“But the longer I did it, the more I realized that there was nothing else that I loved as much.”
Now in Berlin, Destiny is integrating and honoring all the cultures she moves within. “I really try to influence my food. I’m testing a cookie that uses cassava, which is really common in Nigerian food, to pay homage to my roots. ” She chose to name her business after her mother, Iyabo. “I still cook Nigerian food when I’m feeling homesick but […] my American side definitely influenced my food culture. Because as much as I am Nigerian I am also American—I was raised there predominantly, for most of my life. Coming to Germany and having both, it’s hard because people tend to deny my American side—they look at me and they’re like, ‘Oh, she’s another African.’ Which I’m happy to be, but I’m also American. Not having the term ‘expatriate’ be used for me because I am Black is sometimes unfair.”
Perhaps because she is self-taught and specializes in the relatively new field of vegan baking, she seeks to constantly improve her recipes and products. Or maybe she’s just driven and passionate. “I’m always changing my recipes—even the ones that I have now, [something] can always be optimized. If it’s for the market, if it’s for a client, if it’s something that’s pre-packaged—those are three different recipes. My goal is to keep developing new flavors, and trying out different grains. I got notebooks for days! One cookie can take me three months, one cookie can take me three days. It’s a lot of testing. It’s nonstop. It’s actually the favorite part about my job, because it’s always new. You can always make your product better.”

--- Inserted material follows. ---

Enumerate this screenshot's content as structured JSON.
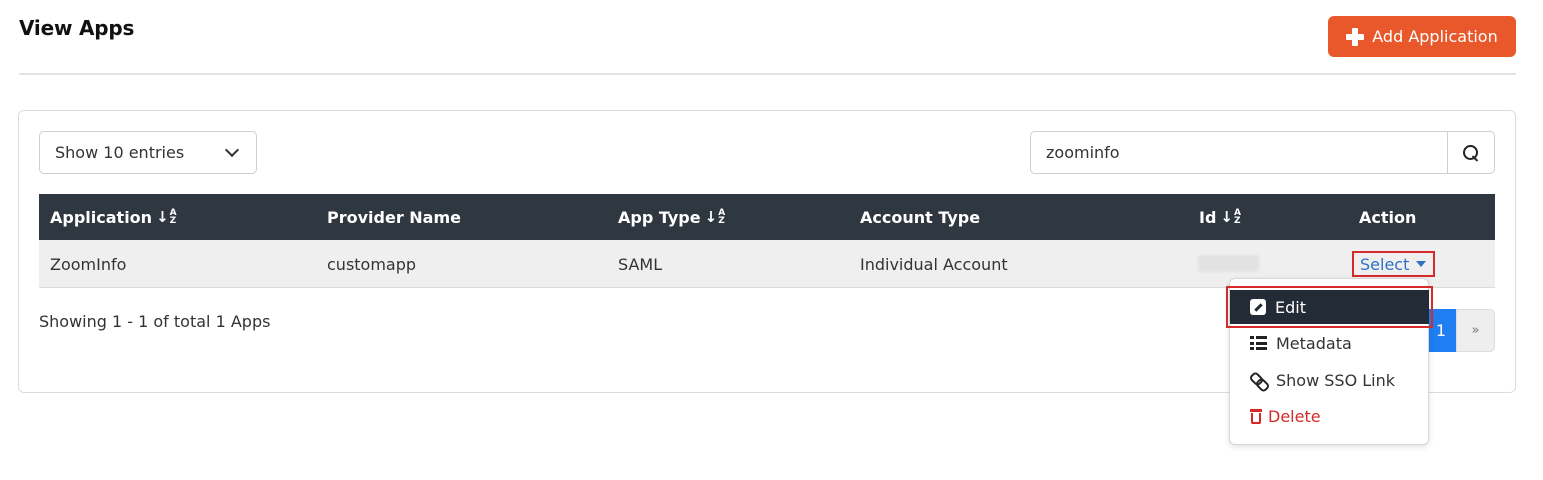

Her first client in Berlin came out of bringing her products to an event of the Feminist Food Club (FFC). The FFC was founded by Mary Scherpe and is a social group/network in Berlin focused on supporting trans and cis women and non-binary folks in gastronomy and tackling intersecting issues of injustice with a feminist approach. “I’ve had women, especially from the FFC, help me get to where I am now. It’s just about meeting the right people, and being shamelessly curious. People will answer your questions and help you here. It’s less competitive and more about camaraderie, especially in the female community in the food industry.”
Because of the support she’s had along the way, Destiny is very much interested in helping others too. She recognizes how powerful creating a community can be and envisions creating a co-production space one day “to help people find their way. My goal within the next five years is to open a co-production space for people who run plant-based businesses. Young people who are starting their businesses don’t have a certified location to make their products, because it’s quite expensive and involved. We would help each other and learn from each other; we could teach classes, and maybe write a book together. I really want to keep passing on [knowledge], and paying forward.”
Jabo Foods is the result of Destiny’s journey to embrace her truth: her joy, passion, insatiable curiosity, and drive for excellence. Along the way, she’s been encouraged and supported first by a sisterhood borne out of friendship, which has since grown to include a larger network of folks concerned with justice and the culinary arts. In Berlin, she’s found camaraderie versus competition, and is working to pay it forward, “because it’s just so important to help others with any platform that you have.”